Wednesday, April 6, 2011

The Winter Wren \ Bones Filled With Air

Alan:  I’ve been to places where these feisty little guys are everywhere, shouting and posturing from the tips of branches.  Here, we only ever seem to have one, and it stays out of sight.  It often wakes me, in April and May; after that, I hardly hear it at all.
The Winter Wren
You do not come here in Winter
but in wintry Spring, old snow
still tucked up under trees
and along the shaded edges of fields
and back roads.
In this country you are never seen;
rather, from the thicket, before dawn,
the long line of your song casts,
looping, into pooled shadows

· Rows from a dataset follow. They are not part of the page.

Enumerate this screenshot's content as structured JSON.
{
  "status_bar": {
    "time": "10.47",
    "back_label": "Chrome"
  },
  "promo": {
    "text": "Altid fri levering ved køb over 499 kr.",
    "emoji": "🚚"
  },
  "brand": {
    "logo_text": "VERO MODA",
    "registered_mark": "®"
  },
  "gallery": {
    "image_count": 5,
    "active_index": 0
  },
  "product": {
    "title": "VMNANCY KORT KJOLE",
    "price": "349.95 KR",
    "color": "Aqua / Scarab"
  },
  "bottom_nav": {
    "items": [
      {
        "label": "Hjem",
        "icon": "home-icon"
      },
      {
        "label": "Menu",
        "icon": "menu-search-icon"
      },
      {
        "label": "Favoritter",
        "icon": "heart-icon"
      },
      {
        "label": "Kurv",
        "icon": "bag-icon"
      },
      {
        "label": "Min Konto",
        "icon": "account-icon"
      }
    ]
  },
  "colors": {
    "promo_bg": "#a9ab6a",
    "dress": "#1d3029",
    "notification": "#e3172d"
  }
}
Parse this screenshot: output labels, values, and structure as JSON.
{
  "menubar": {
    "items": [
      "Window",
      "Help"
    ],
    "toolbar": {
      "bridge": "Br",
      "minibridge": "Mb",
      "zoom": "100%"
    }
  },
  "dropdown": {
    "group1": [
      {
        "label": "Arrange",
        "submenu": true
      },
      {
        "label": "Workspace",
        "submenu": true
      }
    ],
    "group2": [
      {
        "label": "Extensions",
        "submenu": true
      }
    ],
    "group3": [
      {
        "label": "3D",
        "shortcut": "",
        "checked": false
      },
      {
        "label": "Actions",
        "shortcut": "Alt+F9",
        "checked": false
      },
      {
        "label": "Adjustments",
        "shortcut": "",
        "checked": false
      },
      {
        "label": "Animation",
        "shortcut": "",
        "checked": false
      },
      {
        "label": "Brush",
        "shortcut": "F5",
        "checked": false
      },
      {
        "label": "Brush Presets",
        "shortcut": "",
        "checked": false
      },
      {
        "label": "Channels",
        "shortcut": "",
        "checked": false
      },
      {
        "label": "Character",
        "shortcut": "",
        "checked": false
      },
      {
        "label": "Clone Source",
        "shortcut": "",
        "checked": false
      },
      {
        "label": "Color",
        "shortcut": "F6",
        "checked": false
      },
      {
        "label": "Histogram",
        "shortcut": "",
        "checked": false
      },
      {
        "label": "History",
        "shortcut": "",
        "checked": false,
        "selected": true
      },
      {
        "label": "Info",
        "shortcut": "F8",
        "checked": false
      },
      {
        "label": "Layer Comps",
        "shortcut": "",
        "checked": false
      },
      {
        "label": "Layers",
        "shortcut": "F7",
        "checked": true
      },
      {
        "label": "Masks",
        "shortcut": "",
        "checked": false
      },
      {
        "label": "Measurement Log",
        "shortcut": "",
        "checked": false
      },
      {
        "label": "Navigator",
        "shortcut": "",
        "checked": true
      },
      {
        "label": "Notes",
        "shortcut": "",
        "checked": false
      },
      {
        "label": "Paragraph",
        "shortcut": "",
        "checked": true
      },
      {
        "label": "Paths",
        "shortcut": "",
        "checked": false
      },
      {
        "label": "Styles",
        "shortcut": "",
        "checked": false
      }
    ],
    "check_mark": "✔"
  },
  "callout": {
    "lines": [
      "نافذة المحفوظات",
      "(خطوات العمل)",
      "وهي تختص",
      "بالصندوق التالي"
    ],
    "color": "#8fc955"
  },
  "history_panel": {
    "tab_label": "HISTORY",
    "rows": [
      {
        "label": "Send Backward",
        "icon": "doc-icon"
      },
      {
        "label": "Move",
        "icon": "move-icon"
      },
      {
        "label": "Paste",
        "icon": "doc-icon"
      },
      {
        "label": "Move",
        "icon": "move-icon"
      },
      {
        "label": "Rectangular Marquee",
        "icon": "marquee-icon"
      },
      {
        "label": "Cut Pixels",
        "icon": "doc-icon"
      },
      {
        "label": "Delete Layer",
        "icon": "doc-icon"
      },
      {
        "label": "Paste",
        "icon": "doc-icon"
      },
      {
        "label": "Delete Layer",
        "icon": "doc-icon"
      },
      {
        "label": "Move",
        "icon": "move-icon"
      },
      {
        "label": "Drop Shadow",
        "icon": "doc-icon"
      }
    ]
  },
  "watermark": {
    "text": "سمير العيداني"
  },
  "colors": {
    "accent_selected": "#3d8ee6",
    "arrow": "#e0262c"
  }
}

where, hungry for anything
this silvery and bright,
I rise.
Nancy:  Commitments.  Responsibilities.  Demands.  And out there... the wild, compelling call of my favorite bird.
Bones Filled With Air
The wind came up at night
and it blew offshore
and the small birds settled
and the Willets rose up crying;
they called me out
they pointed to another bay
they rode off on the wind, calling.
Then I looked at the walls I had built.
Paper walls.  Paper windows.  Paper between
me and the wind; every day
another layer of paper.
I opened the door and I left it ajar.
We fly toward the sun, toward stone,
toward eelgrass.  On the hill behind me,
the dogs have covered their eyes with their paws
and the door swings in the wind.
“Bones Filled With Air” first appeared in Fencing Wildness (Slow Dancer Press, 1999)